▶ **Your instructions**
Among these records, tally each line with the word "overview"; the answer is that number alone.

(Excerpts from an interface dataset)

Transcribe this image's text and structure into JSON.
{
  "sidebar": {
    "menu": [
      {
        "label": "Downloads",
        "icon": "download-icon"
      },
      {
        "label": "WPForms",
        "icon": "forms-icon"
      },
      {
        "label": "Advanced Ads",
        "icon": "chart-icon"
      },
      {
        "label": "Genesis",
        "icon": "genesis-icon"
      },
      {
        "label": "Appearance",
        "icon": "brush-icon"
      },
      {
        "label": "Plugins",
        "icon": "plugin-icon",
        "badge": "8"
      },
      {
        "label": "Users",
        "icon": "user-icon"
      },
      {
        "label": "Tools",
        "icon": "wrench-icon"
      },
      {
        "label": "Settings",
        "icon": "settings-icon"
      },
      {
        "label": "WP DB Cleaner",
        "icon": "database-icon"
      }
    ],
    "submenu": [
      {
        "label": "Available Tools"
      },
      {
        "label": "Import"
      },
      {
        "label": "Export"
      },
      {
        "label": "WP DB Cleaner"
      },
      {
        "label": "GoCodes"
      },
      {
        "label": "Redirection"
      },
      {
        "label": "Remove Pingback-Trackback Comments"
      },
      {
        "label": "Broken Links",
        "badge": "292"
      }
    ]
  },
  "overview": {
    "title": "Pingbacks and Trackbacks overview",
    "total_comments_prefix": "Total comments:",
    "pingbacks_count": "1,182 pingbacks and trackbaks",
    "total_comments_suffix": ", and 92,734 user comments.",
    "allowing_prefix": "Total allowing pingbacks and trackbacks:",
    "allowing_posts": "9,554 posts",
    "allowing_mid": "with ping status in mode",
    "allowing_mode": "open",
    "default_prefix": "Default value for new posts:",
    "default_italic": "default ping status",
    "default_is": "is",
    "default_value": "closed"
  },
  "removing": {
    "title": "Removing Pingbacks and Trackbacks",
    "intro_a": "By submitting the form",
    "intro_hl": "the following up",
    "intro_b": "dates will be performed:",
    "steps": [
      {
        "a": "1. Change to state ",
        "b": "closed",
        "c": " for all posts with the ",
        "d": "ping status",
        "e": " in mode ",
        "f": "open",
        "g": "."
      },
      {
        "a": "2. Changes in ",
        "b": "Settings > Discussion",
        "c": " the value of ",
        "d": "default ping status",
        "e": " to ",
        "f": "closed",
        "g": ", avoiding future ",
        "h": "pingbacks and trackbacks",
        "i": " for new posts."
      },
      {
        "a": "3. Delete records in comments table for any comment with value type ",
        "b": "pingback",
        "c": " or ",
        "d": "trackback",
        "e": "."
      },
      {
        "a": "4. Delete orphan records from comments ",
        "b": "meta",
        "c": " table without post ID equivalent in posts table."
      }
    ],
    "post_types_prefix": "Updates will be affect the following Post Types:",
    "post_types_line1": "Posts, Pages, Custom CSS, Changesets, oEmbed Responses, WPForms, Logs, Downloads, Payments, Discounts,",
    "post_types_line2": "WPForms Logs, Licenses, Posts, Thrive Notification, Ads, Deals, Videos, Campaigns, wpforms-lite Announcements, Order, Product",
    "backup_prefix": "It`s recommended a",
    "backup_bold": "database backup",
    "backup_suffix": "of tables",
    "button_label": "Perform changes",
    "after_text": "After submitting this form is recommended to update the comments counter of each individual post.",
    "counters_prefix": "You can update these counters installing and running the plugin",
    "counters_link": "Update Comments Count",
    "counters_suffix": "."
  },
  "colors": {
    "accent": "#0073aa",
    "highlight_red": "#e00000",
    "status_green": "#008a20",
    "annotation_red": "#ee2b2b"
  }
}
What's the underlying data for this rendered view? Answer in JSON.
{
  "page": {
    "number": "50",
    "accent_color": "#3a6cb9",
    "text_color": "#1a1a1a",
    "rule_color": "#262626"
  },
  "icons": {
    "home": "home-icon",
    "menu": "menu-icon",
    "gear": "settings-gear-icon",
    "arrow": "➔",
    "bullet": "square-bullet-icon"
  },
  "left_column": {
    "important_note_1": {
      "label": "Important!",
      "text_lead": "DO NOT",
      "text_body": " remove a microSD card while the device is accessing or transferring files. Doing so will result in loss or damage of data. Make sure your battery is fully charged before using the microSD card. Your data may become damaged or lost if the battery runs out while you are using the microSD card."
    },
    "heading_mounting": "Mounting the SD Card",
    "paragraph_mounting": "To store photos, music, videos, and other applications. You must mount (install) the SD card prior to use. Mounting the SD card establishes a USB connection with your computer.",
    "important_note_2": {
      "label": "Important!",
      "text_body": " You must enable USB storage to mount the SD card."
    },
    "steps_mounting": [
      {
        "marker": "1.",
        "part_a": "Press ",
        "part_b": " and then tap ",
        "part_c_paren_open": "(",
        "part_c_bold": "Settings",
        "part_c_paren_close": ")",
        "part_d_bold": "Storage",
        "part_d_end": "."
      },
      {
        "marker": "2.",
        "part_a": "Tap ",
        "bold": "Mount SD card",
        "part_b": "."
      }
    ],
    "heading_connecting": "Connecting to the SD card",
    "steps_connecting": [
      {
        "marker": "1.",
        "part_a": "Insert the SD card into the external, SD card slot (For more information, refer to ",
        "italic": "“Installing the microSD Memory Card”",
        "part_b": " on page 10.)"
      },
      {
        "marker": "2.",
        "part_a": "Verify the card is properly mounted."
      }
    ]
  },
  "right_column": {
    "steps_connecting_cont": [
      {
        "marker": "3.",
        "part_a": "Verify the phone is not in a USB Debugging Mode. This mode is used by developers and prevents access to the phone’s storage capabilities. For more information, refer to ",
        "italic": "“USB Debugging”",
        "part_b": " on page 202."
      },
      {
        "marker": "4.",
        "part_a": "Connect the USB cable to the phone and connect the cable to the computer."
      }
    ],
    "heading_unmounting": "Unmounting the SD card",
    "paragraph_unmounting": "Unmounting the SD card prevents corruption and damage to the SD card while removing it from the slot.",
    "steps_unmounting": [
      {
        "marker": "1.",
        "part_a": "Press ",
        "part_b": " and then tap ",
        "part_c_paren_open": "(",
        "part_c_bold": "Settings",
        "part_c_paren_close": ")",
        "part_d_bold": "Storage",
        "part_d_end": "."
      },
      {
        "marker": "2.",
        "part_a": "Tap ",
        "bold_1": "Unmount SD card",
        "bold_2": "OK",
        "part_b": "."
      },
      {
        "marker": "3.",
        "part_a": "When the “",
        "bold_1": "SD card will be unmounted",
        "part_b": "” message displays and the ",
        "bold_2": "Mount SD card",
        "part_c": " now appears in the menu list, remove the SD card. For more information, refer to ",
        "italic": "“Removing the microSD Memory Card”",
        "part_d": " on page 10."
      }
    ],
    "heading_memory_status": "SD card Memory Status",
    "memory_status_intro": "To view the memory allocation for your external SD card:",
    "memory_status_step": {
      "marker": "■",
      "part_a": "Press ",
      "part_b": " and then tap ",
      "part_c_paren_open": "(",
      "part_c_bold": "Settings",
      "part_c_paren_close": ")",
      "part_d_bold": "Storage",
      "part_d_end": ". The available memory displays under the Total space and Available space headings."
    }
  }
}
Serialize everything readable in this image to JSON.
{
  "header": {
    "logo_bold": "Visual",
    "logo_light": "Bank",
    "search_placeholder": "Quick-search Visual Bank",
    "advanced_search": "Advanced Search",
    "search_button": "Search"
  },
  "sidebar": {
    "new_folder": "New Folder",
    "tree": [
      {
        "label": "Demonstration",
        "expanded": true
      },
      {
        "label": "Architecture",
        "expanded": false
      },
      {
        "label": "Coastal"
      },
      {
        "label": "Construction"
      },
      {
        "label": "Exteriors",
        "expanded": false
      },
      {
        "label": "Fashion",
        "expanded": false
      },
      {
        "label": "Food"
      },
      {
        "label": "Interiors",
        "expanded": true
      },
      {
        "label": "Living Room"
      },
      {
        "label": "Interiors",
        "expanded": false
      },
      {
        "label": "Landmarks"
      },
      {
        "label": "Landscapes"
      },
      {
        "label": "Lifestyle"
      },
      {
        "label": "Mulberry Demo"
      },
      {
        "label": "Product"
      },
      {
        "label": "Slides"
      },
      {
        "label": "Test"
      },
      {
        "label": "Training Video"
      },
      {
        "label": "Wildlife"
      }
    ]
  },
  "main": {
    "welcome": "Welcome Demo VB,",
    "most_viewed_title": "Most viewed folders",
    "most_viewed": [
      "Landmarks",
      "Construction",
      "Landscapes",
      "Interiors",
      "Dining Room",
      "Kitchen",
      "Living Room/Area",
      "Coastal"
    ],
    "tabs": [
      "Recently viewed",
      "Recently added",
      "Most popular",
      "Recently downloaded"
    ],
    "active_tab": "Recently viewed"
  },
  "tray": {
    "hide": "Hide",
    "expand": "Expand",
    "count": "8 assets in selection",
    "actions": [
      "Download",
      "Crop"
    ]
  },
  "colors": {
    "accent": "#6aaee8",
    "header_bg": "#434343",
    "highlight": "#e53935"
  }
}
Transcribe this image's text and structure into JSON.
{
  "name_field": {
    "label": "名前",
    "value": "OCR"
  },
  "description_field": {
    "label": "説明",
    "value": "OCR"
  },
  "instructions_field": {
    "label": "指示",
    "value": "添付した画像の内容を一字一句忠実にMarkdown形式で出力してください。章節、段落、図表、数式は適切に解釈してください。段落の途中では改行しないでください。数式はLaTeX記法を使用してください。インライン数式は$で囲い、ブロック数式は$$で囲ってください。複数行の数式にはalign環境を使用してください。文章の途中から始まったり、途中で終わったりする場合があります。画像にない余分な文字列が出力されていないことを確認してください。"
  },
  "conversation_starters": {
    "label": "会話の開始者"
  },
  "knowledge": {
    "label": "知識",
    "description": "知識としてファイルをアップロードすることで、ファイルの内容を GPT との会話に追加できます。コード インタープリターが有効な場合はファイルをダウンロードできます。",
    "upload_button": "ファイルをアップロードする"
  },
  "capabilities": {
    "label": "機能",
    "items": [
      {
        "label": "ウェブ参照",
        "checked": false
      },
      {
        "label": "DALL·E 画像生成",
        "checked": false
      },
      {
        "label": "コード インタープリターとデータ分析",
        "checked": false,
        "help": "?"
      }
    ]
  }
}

▶ **The completed task**
2